[Opening Input material section]

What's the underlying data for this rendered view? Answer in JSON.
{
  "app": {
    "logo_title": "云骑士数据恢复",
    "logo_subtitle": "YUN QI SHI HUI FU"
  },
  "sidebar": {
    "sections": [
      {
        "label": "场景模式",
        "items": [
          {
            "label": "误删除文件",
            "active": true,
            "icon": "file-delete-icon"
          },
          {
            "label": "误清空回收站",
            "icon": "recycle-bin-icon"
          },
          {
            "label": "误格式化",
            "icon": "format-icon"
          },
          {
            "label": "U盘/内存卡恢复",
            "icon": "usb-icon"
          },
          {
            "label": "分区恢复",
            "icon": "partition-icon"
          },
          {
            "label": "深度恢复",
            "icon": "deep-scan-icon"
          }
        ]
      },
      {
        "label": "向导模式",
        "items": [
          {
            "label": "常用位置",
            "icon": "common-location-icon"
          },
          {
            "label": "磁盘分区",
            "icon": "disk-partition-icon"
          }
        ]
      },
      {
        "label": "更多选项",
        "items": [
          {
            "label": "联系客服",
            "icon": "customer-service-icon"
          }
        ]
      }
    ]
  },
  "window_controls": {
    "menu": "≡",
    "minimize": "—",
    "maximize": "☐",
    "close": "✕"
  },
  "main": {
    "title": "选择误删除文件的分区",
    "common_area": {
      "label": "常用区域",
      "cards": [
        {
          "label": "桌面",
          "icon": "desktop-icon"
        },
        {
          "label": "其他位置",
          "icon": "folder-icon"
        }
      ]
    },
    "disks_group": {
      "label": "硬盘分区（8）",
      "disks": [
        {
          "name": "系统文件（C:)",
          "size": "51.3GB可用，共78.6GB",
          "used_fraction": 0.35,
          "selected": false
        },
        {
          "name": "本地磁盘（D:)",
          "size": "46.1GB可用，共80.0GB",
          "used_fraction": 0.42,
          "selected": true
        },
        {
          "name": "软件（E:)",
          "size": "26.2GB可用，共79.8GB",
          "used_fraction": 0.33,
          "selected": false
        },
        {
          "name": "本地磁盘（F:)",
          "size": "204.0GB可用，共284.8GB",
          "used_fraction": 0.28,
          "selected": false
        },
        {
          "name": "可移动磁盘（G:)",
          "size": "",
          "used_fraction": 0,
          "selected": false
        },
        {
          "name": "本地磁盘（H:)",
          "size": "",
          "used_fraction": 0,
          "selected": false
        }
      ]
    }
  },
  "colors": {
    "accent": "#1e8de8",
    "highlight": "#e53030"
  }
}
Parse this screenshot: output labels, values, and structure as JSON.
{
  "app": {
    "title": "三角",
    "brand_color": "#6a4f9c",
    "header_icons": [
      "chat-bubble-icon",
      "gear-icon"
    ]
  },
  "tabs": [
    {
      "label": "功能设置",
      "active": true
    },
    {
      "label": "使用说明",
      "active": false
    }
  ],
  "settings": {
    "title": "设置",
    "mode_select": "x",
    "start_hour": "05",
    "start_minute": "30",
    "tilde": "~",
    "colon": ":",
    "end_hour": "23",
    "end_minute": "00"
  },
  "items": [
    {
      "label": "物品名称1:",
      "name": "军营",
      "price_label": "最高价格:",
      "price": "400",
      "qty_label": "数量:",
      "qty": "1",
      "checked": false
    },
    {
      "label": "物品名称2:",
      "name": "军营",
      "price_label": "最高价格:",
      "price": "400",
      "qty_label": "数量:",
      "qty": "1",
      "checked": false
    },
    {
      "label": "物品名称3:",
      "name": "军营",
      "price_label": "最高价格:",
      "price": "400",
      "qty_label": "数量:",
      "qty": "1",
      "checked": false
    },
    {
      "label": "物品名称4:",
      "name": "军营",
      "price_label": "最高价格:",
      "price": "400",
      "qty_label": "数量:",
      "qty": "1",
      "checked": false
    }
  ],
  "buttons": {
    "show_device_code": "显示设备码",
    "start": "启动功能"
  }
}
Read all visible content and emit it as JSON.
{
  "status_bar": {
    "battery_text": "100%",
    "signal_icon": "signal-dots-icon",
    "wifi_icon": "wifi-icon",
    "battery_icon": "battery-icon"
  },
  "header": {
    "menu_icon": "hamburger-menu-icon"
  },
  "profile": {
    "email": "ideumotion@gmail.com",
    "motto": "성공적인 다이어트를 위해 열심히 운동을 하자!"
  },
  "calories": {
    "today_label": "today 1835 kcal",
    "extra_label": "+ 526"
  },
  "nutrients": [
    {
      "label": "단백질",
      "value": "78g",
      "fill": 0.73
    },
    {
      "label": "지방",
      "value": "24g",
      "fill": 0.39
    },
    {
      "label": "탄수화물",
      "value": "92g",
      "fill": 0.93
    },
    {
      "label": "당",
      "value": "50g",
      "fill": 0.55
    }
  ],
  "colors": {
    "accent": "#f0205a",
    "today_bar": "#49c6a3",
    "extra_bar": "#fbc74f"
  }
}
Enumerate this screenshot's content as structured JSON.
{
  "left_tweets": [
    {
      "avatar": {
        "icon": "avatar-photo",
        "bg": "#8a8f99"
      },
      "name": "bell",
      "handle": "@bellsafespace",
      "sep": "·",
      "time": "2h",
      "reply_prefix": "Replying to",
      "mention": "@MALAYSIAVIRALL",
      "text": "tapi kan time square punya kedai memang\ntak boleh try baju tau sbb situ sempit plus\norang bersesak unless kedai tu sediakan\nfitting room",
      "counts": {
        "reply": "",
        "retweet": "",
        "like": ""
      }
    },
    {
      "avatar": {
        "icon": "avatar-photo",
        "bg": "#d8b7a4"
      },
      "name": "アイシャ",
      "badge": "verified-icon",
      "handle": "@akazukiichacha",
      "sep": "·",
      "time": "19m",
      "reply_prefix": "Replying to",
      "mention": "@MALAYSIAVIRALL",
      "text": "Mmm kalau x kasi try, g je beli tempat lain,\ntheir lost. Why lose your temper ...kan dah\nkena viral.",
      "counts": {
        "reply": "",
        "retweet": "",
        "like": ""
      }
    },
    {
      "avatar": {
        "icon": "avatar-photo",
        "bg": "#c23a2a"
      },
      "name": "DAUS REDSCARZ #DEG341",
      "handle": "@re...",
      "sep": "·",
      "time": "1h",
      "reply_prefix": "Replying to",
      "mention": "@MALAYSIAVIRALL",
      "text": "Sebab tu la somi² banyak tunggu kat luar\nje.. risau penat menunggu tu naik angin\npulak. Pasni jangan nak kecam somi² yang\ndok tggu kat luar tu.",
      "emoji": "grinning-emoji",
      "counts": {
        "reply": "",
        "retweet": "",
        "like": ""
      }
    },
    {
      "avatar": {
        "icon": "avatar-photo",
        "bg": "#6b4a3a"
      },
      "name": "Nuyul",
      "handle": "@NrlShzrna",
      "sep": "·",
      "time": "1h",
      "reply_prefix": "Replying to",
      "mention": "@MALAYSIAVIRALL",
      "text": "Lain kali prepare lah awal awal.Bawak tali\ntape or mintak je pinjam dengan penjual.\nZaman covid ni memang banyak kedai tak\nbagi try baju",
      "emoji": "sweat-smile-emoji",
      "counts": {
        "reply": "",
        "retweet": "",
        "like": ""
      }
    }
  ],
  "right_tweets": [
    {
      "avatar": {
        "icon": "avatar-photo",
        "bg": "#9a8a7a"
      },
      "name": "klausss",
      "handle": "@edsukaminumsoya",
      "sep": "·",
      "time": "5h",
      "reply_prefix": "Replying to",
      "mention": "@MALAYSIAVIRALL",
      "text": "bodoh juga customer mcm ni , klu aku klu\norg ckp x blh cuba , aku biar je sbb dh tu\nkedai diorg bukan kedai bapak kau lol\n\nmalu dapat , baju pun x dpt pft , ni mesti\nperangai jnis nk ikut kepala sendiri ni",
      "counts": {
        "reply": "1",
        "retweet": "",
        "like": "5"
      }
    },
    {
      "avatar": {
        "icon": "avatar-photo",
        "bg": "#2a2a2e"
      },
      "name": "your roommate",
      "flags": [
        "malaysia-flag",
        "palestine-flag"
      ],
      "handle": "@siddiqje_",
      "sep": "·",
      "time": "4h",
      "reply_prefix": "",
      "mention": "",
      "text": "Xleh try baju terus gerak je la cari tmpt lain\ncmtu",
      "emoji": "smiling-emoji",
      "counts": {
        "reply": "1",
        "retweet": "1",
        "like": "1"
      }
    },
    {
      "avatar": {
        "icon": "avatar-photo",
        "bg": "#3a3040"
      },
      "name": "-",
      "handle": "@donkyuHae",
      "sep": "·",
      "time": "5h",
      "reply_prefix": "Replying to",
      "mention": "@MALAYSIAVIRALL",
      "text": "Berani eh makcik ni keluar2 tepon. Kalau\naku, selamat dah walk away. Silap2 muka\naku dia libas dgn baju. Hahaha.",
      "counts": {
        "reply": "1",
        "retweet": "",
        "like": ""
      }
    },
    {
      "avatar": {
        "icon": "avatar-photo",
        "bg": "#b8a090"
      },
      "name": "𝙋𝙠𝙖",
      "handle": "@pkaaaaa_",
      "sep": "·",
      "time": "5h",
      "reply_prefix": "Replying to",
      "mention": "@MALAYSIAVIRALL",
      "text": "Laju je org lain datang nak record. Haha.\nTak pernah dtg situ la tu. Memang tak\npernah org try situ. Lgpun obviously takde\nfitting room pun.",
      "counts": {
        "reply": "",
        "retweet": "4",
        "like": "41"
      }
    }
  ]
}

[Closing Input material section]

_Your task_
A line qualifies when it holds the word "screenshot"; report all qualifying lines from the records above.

_Exercise result_
Parse this screenshot: output labels, values, and structure as JSON.
Enumerate this screenshot's content as structured JSON.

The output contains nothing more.